-- Opening Marker --
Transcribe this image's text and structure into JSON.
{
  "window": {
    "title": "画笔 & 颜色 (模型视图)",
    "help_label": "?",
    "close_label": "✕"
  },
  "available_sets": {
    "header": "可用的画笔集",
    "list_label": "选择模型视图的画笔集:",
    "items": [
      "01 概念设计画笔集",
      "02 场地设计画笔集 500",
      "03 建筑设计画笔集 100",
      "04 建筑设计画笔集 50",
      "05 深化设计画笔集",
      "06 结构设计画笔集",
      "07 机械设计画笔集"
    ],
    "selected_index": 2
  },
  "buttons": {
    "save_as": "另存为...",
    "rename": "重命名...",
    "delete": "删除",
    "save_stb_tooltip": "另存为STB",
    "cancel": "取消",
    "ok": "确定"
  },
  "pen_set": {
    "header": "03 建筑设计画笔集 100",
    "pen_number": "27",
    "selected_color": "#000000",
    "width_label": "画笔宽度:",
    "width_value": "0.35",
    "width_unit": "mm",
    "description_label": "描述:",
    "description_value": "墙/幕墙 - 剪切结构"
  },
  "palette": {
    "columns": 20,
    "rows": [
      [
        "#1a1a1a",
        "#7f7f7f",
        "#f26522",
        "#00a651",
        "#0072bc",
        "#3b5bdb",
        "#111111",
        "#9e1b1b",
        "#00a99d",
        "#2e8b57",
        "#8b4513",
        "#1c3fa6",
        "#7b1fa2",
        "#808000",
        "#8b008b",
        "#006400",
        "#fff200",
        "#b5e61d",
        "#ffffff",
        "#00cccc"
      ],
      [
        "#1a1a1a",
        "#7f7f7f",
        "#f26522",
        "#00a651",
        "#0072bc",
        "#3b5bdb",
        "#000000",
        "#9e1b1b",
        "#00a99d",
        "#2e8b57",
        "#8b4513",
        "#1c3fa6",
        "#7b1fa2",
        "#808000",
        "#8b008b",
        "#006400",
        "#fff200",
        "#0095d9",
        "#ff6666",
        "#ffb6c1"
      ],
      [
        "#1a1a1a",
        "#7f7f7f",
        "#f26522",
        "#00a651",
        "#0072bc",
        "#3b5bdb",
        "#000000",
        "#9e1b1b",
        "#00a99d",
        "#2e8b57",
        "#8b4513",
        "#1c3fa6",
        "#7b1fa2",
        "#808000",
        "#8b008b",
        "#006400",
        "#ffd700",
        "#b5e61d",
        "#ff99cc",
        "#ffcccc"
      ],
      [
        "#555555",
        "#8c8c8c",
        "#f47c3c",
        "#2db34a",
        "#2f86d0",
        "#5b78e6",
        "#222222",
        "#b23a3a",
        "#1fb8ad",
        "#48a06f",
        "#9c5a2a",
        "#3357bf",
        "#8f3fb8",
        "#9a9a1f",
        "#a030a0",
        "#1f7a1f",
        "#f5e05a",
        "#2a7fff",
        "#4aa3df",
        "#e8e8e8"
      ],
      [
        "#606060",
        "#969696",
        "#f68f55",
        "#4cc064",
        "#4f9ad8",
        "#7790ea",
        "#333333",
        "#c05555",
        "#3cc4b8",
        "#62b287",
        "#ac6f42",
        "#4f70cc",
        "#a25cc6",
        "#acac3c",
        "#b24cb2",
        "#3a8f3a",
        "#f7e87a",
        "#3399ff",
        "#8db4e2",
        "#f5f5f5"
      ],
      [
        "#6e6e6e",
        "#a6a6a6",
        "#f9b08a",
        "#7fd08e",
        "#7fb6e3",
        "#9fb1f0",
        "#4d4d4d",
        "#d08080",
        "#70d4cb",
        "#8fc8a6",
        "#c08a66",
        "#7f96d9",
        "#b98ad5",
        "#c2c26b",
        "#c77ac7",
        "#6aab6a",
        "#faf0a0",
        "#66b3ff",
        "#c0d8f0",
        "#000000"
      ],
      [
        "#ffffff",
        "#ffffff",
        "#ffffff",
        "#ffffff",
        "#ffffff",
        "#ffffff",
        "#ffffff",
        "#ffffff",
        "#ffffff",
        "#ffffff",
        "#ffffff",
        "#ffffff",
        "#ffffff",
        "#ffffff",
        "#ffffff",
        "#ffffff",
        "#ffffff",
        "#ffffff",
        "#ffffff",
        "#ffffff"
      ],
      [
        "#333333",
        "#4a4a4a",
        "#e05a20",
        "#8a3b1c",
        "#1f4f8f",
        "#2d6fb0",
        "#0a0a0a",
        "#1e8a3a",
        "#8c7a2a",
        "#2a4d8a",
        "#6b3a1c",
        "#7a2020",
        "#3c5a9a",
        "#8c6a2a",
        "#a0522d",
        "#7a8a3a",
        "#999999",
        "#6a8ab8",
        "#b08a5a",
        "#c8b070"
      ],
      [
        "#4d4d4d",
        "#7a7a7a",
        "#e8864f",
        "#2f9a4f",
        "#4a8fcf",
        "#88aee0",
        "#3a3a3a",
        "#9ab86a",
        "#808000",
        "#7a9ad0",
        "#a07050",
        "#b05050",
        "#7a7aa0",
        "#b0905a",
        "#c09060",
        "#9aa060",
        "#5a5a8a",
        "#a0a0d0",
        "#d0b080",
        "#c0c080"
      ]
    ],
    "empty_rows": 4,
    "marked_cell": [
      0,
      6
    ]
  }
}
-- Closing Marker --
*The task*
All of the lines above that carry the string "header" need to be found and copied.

*Output for this exercise*
    "header": "可用的画笔集",
    "header": "03 建筑设计画笔集 100",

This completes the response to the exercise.